Last week’s report from the US Centers for Disease Control and Prevention published in the New England Journal of Medicine (link is external) confirmed the strong suspicions that the Zika virus is behind the rise in cases of microcephaly in infants in South America. Microcephaly normally occurs at a rate of 1 in 5,000 to 1 in 10,000 births. But since the Zika outbreak across the Americas this rate has swollen to almost 1 in 100 births. While microcephaly is the most obvious side effect in newborn babies, others are born with normal appearance but may be blind or deaf, they may develop behavioural and learning difficulties in childhood or mental disabilities later in life, as a result of Zika attacking in utero.
No one knows whether Zika, like other flaviviruses- dengue and West Nile, is here to stay, presenting a perennial risk for pregnant women or whether this outbreak will die down with the development of herd immunity within the population of Latin America and the Caribbean. Currently no treatments exist for Zika infection and though vaccines are in development none of these have yet reached clinical trials. With no prevention and no cure available, all that can be offered to future parents worried over the potential fate of their unborn children is a clear diagnosis. Only there is no widely available specific assay for Zika diagnosis.
The current go-to Zika test is based on RT-PCR. While it can specifically determine the presence of the virus, tests must be carried out within 5-7 days of being infected to be able to identify the virus. Within a week of infection the Zika virus moves out of a patient’s circulation and its levels tail off, closing the diagnostic window of the assay. Although the specificity of this assay is good, in practice by the time a patient makes it to the clinic for testing, viral levels have decreased and are beyond the limit for detection.
Within the past few weeks the Centres for Disease Control and Prevention have authorised a MAC-ELISA, for emergency use by qualified laboratories within the United States, for the purpose of Zika testing. This ELISA measures the level of anti-Zika IgM antibodies within a patient. IgM antibodies are the initial antibodies produced in response to an infection. They appear in the blood beginning 4-5 days post- infection and remain in circulation for approximately 12 weeks. The diagnostic window for identification of Zika infected individuals is increased by this test, but issues remain.
If tested too early, before the generation of anti-Zika IgM antibodies in the patient, or too late, towards the end or after the 12 week period, the antibodies might not be detected giving a false negative result. False positives are also possible using this Zika test. The Zika ELISAs a

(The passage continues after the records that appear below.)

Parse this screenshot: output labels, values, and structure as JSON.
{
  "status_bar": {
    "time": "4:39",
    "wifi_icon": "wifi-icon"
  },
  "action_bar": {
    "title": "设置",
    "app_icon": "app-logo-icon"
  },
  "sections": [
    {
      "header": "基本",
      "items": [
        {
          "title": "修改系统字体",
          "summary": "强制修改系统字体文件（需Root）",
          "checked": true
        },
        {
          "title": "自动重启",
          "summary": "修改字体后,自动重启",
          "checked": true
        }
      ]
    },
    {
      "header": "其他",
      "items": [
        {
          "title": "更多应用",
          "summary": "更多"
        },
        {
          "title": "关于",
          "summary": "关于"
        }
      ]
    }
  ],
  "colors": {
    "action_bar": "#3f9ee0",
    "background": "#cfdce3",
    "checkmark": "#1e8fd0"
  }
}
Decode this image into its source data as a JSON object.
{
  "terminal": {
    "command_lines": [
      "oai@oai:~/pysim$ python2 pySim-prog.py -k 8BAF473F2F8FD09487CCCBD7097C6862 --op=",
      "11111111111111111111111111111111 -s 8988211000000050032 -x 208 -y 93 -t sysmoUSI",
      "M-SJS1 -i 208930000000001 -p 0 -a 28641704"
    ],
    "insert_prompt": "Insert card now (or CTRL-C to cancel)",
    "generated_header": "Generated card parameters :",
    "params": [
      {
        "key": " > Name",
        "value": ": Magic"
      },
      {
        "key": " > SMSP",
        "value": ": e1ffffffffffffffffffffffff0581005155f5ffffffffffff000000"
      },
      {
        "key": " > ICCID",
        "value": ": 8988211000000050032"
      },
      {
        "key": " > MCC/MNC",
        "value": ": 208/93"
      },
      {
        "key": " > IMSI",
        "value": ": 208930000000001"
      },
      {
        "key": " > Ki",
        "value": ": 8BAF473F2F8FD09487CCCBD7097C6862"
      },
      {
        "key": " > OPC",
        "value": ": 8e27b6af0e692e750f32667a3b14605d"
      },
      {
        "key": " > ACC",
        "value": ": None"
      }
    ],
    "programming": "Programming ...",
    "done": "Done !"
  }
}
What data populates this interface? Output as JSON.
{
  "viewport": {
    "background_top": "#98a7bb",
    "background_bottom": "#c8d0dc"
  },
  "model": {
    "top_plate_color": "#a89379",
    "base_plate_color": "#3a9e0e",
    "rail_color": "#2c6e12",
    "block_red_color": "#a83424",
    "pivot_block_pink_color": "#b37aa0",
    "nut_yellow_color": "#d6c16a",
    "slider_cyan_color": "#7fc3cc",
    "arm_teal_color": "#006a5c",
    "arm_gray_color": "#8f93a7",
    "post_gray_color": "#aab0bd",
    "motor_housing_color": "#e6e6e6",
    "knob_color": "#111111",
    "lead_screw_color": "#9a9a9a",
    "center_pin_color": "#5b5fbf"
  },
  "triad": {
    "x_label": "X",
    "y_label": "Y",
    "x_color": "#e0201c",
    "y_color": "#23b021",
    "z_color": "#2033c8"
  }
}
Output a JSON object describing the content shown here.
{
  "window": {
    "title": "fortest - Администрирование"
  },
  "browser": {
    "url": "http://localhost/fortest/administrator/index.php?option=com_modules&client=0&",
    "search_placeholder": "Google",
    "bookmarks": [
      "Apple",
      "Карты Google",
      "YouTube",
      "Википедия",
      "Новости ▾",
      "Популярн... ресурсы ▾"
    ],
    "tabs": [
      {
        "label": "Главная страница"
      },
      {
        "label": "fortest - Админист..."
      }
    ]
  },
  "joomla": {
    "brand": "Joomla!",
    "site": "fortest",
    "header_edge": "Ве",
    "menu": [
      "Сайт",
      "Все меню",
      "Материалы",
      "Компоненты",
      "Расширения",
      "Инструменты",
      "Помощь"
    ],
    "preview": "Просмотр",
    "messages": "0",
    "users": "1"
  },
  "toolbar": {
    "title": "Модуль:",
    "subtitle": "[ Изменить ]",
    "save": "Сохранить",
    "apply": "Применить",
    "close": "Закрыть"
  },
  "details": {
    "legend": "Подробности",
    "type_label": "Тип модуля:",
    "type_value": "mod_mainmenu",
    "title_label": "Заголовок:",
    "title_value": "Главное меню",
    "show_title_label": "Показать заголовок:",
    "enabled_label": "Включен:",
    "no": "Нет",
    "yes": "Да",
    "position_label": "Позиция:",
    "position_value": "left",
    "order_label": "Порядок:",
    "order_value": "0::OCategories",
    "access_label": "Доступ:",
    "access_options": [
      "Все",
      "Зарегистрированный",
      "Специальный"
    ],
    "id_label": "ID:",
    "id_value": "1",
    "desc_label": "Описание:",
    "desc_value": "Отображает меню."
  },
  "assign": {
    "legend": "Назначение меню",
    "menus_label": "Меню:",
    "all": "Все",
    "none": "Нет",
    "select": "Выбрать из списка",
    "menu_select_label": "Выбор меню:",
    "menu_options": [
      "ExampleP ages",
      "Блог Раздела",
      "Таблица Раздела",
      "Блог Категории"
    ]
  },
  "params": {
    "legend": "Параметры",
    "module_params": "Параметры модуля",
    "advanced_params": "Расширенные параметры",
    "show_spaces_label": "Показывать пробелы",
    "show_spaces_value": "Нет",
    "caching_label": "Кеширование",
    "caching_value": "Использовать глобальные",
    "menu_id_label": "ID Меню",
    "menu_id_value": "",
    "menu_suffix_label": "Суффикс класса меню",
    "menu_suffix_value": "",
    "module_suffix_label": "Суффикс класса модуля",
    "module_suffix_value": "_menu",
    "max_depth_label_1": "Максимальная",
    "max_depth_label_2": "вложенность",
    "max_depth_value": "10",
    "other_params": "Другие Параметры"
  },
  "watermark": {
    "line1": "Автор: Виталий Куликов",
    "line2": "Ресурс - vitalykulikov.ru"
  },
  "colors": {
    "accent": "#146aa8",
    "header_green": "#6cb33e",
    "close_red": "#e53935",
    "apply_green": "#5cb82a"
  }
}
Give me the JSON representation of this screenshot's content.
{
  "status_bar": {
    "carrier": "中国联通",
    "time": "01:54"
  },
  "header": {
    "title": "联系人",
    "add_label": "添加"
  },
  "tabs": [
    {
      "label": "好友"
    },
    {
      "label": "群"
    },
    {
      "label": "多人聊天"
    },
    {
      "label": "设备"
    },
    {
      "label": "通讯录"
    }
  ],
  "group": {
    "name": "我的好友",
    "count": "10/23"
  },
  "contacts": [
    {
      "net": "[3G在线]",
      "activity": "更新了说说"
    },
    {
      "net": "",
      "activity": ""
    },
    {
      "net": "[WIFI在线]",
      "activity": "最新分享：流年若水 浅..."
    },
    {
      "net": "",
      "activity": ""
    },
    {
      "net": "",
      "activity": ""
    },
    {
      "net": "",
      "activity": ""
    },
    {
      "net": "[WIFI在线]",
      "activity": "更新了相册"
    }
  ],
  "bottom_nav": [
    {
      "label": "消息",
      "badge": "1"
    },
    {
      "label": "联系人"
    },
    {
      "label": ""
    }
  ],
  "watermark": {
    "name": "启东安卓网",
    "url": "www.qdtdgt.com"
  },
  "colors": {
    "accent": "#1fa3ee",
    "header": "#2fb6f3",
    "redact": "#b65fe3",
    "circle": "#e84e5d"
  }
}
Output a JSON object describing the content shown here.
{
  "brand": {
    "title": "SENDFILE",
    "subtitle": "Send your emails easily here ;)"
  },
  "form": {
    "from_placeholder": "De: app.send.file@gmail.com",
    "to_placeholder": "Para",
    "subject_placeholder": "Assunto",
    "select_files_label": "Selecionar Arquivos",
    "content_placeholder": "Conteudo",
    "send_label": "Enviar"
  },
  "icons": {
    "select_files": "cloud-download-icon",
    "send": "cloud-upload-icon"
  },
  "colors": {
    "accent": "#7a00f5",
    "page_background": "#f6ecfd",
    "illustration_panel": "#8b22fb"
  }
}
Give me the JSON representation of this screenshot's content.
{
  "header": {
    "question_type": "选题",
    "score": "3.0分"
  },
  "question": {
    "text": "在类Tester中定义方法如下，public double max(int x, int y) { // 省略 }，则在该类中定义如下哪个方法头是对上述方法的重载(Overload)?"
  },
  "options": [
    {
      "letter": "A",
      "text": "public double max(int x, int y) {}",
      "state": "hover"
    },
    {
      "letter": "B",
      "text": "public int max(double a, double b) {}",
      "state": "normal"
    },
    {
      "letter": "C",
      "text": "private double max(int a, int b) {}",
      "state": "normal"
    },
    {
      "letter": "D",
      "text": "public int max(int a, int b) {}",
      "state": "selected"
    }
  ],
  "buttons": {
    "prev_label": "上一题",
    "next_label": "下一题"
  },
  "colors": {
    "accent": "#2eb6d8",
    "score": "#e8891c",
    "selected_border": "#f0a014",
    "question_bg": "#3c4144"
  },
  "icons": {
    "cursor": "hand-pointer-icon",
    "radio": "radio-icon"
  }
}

re not totally specific for the Zika virus, they cross-react with other flaviviruses, like dengue, so if a patient has been infected with a different virus this might be read as Zika. This makes the interpretation of these tests difficult and requires skilled scientists, making rapid point-of-care diagnostics impossible.
Inconclusive results from a Zika test, such as the MAC-ELISA, require further analysis. This can be achieved using a plaque-reduction neutralisation test (PRNT), where a patient’s serum is mixed with the virus and technicians watch over several days to see if the virus can infect the cell culture. If it can’t then the virus has been neutralised by antibodies in the patient’s serum, indicating prior exposure to Zika. The PRNT is Zika-specific and offers clinicians and epidemiologists the ability to determine if a baby has been exposed to Zika in utero many months before. The problem is that this Zika test requires live virus and appropriate safety conditions, so few labs are able to offer it. This has led to a current backlog of many thousands of people across the Americas who are at risk for infection yet still months later are awaiting their Zika test results.
What is needed now is a specific and rapid point-of-care diagnostic for Zika testing. This could offer peace of mind to non-infected individuals and help to direct infected patients, both pregnant and trying to conceive. Researchers are working at breakneck speed to develop affinity reagents and diagnostic assays that can deliver these results, but the long development times of many affinity reagents means that months will be needed before we can even determine if they can help.
See also: One year into the Zika outbreak: how an obscure disease became a global health emergency (link is external)